* _BRIEF_:
Your answer should consist of all lines in the listing that hold the word "Annual".

___ GIVEN INFORMATION

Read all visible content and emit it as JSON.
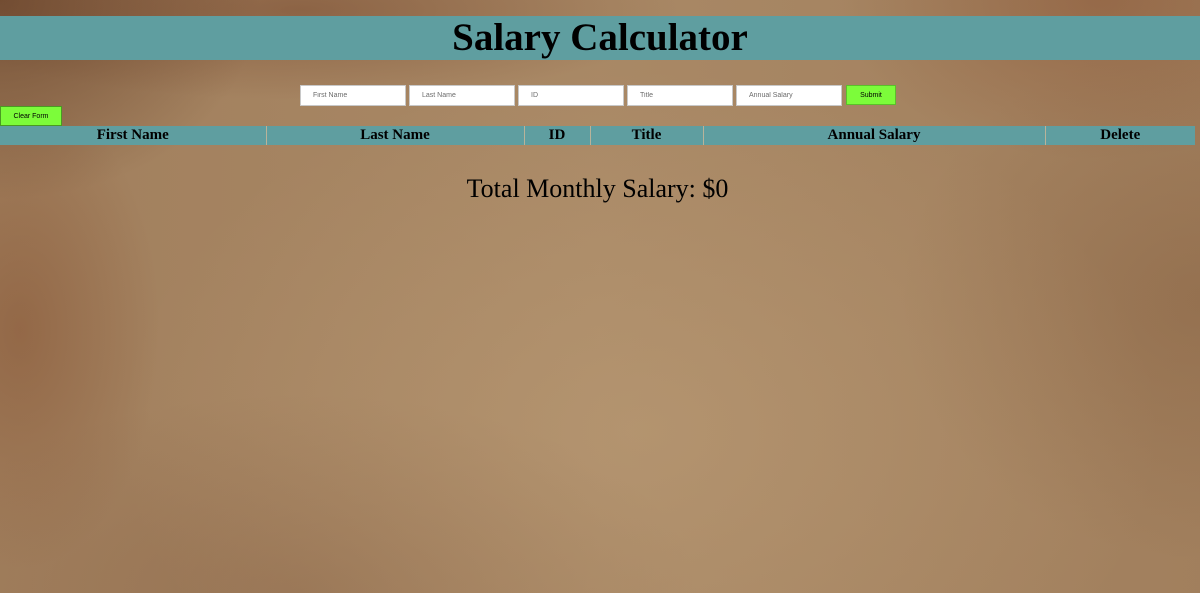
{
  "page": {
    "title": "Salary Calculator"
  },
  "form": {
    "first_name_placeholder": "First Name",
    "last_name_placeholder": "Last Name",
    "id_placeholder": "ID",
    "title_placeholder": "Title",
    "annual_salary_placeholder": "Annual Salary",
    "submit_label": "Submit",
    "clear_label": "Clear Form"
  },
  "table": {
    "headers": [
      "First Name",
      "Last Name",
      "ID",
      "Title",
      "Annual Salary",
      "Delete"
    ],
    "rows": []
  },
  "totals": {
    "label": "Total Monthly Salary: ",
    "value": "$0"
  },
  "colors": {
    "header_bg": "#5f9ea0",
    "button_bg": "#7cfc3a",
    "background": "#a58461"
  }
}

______
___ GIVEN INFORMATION

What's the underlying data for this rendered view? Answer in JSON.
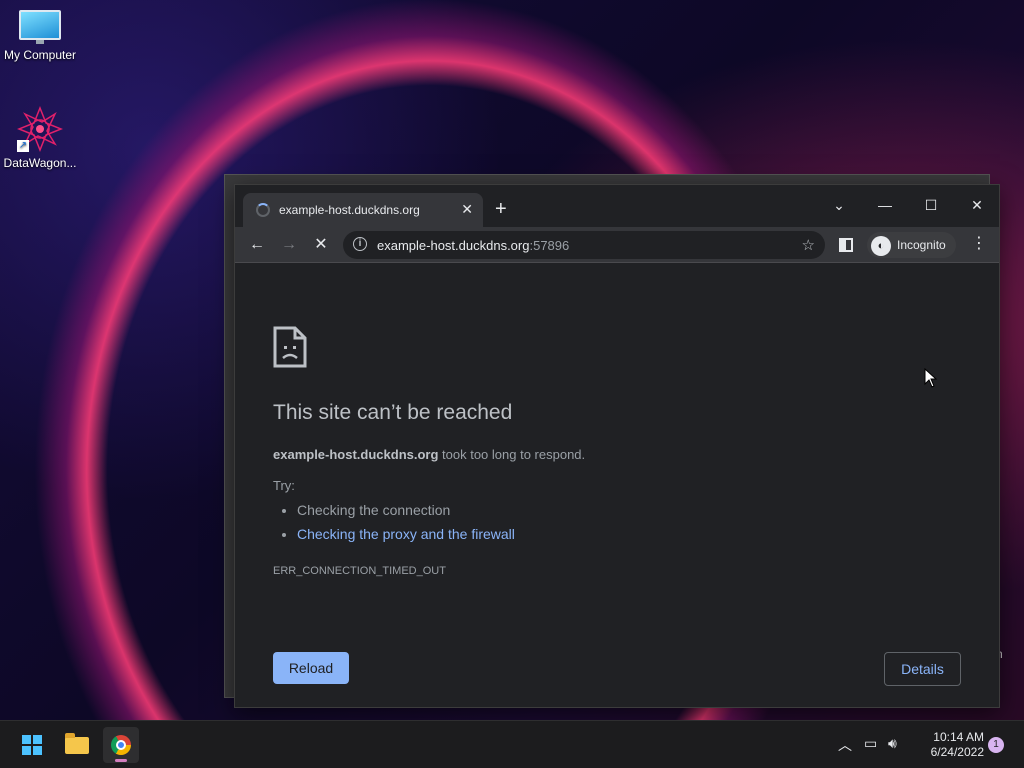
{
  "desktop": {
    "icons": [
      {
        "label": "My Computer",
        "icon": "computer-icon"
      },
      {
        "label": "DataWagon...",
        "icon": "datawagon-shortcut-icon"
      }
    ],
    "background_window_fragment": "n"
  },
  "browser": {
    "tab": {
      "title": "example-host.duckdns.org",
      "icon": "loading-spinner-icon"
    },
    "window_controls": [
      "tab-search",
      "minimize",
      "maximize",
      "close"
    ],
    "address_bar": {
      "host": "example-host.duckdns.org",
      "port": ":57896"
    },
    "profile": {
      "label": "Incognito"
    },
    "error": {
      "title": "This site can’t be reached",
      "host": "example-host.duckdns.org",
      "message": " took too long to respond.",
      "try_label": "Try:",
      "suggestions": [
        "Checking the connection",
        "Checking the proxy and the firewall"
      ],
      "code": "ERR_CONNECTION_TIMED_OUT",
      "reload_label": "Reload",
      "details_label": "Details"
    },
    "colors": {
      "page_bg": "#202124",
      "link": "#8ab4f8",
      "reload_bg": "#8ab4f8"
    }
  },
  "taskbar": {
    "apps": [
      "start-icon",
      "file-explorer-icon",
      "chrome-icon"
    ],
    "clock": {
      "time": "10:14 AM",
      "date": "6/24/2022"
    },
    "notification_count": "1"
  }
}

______

* _TASK OUTPUT_:
    "annual_salary_placeholder": "Annual Salary",
      "Annual Salary",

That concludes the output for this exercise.